Barry and I talked briefly at the very beginning after I had just arrived there. After that, we didn't get too much of a chance to talk again. From his accent, I thought he was from Scotland. I knew a couple of folks from there over the years, and they had this habit of using the word "yeah?" at the end of a sentence instead of "no?" or "isn't it?" Barry also does that. Turns out he is from England, but from up north near the Scotland border. We ended up talking for a little bit about his area of research, about what he thinks of American culture, and somehow the two things got interconnected into a discussion on how science tells us harsh facts about our insignificance in the cosmic scheme of things and the lack of belief in evolution in a large percentage of Americans. The conversation went from there to the Dover trial and Evolution versus Intelligent Design. So although I didn't talk too long with him, the little that I did was pretty interesting.
Overall, I was really happy with the way the meetup turned out. I went there expecting a much larger crowd considering how popular Bora is. And yet, Bora was so gracious that he actually apologized for not being able to spend as much time because it was not a smaller crowd.

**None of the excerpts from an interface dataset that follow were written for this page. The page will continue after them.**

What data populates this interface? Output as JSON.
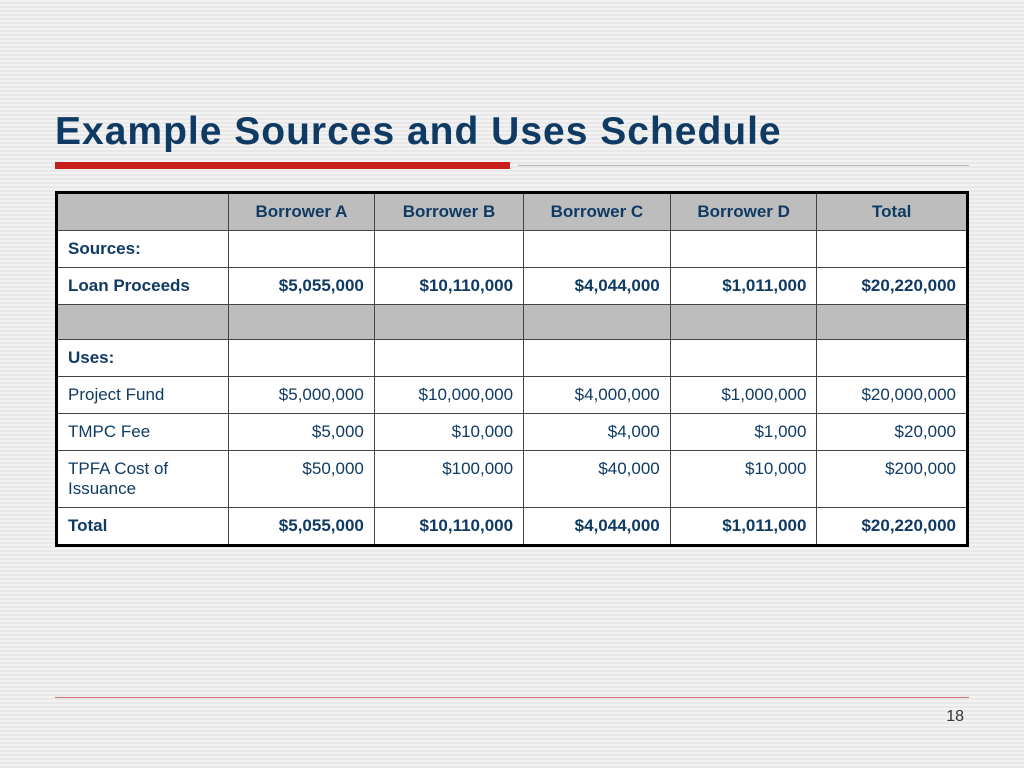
{
  "title": "Example Sources and Uses Schedule",
  "page_number": "18",
  "columns": [
    "Borrower A",
    "Borrower B",
    "Borrower C",
    "Borrower D",
    "Total"
  ],
  "sections": {
    "sources_label": "Sources:",
    "uses_label": "Uses:",
    "total_label": "Total"
  },
  "rows": {
    "loan_proceeds": {
      "label": "Loan Proceeds",
      "a": "$5,055,000",
      "b": "$10,110,000",
      "c": "$4,044,000",
      "d": "$1,011,000",
      "t": "$20,220,000"
    },
    "project_fund": {
      "label": "Project Fund",
      "a": "$5,000,000",
      "b": "$10,000,000",
      "c": "$4,000,000",
      "d": "$1,000,000",
      "t": "$20,000,000"
    },
    "tmpc_fee": {
      "label": "TMPC Fee",
      "a": "$5,000",
      "b": "$10,000",
      "c": "$4,000",
      "d": "$1,000",
      "t": "$20,000"
    },
    "tpfa_cost": {
      "label": "TPFA Cost of Issuance",
      "a": "$50,000",
      "b": "$100,000",
      "c": "$40,000",
      "d": "$10,000",
      "t": "$200,000"
    },
    "total": {
      "a": "$5,055,000",
      "b": "$10,110,000",
      "c": "$4,044,000",
      "d": "$1,011,000",
      "t": "$20,220,000"
    }
  },
  "chart_data": {
    "type": "table",
    "title": "Example Sources and Uses Schedule",
    "columns": [
      "",
      "Borrower A",
      "Borrower B",
      "Borrower C",
      "Borrower D",
      "Total"
    ],
    "rows": [
      [
        "Sources:",
        "",
        "",
        "",
        "",
        ""
      ],
      [
        "Loan Proceeds",
        5055000,
        10110000,
        4044000,
        1011000,
        20220000
      ],
      [
        "Uses:",
        "",
        "",
        "",
        "",
        ""
      ],
      [
        "Project Fund",
        5000000,
        10000000,
        4000000,
        1000000,
        20000000
      ],
      [
        "TMPC Fee",
        5000,
        10000,
        4000,
        1000,
        20000
      ],
      [
        "TPFA Cost of Issuance",
        50000,
        100000,
        40000,
        10000,
        200000
      ],
      [
        "Total",
        5055000,
        10110000,
        4044000,
        1011000,
        20220000
      ]
    ]
  }
}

I didn't know what he was apologizing for since I didn't feel at all like it was such a large crowd. I was also very happy with the quality of the interactions. Instead of just saying a few hellos and pleasantries, the people were actually talking in animated detail amidst drinks and laughter. A great time was had by all.